Given records: Begin

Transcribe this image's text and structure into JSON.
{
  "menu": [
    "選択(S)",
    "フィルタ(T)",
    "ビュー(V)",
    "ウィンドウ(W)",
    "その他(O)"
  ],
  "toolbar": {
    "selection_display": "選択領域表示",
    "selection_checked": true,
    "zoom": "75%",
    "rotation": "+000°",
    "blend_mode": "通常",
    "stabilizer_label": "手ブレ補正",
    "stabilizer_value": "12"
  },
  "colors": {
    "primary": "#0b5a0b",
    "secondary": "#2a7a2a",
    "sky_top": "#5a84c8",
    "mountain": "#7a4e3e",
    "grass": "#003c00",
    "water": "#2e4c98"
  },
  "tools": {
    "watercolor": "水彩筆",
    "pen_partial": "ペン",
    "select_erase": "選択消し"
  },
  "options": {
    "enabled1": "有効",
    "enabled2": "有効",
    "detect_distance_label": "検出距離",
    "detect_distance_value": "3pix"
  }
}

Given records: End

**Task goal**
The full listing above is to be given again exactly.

**Solution to this task**
Transcribe this image's text and structure into JSON.
{
  "menu": [
    "選択(S)",
    "フィルタ(T)",
    "ビュー(V)",
    "ウィンドウ(W)",
    "その他(O)"
  ],
  "toolbar": {
    "selection_display": "選択領域表示",
    "selection_checked": true,
    "zoom": "75%",
    "rotation": "+000°",
    "blend_mode": "通常",
    "stabilizer_label": "手ブレ補正",
    "stabilizer_value": "12"
  },
  "colors": {
    "primary": "#0b5a0b",
    "secondary": "#2a7a2a",
    "sky_top": "#5a84c8",
    "mountain": "#7a4e3e",
    "grass": "#003c00",
    "water": "#2e4c98"
  },
  "tools": {
    "watercolor": "水彩筆",
    "pen_partial": "ペン",
    "select_erase": "選択消し"
  },
  "options": {
    "enabled1": "有効",
    "enabled2": "有効",
    "detect_distance_label": "検出距離",
    "detect_distance_value": "3pix"
  }
}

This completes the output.